WHAT TO DO » Where the string "Disable" occurs in a line of the data below, that line should be copied.

::: LISTED ENTRIES :::

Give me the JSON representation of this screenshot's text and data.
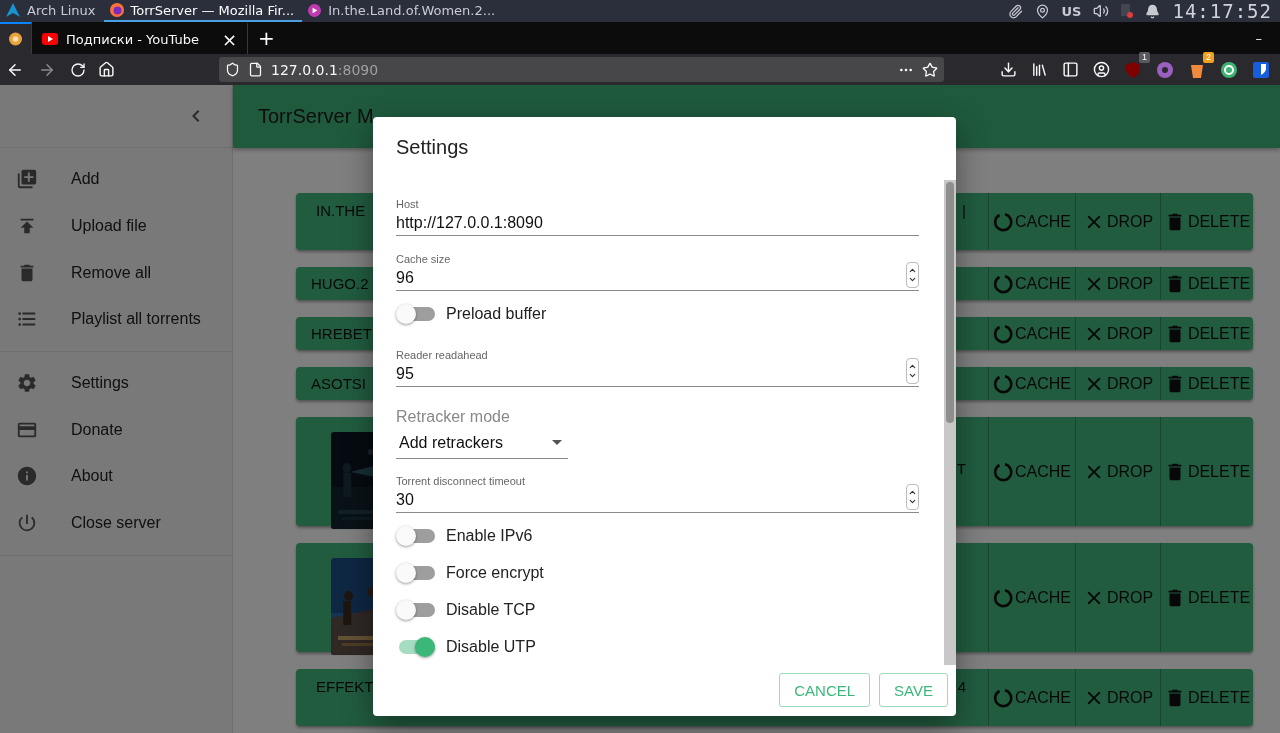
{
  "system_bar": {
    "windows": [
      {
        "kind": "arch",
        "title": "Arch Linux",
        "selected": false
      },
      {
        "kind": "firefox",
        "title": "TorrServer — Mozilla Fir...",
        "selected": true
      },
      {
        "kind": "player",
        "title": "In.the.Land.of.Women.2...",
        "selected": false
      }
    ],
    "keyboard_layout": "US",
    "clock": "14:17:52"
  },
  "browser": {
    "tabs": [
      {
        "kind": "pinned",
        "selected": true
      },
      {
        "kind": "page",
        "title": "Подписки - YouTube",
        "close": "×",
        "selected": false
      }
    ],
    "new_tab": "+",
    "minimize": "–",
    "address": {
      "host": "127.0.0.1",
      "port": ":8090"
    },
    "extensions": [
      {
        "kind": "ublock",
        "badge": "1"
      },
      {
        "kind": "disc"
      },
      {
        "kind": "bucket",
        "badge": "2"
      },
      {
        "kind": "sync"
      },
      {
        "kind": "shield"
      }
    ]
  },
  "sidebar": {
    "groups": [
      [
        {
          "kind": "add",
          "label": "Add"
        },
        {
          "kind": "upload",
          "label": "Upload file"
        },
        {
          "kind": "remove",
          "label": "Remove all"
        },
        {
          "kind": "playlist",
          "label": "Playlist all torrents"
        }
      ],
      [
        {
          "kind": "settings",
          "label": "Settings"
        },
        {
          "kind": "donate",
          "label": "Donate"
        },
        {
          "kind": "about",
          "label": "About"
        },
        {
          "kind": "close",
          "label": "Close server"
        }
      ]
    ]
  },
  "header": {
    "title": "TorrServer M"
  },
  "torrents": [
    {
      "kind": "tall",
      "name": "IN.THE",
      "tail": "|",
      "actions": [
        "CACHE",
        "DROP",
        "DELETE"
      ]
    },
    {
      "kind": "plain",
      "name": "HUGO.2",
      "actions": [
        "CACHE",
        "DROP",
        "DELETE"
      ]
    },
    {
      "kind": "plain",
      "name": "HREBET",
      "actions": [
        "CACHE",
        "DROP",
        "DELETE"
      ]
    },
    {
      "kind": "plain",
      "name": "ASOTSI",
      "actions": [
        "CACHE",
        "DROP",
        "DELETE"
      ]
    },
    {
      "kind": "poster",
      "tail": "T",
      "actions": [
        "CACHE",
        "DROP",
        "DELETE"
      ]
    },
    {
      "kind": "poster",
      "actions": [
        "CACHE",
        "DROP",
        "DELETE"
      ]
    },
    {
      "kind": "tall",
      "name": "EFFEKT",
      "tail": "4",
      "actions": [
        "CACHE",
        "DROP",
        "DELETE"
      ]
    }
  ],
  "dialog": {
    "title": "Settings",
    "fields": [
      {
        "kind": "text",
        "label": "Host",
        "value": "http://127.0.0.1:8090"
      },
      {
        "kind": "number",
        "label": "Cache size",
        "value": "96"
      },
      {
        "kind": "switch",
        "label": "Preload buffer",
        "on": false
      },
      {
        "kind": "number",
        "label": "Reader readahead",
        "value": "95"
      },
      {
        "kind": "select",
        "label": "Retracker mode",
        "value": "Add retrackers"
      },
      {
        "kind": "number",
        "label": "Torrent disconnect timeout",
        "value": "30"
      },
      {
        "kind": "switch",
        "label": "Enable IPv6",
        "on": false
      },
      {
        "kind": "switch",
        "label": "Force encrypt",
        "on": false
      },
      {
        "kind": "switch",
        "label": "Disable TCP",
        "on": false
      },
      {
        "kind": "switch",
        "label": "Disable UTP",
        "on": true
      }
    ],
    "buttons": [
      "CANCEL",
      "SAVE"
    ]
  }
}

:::

EXERCISE RESPONSE »
        "label": "Disable TCP",
        "label": "Disable UTP",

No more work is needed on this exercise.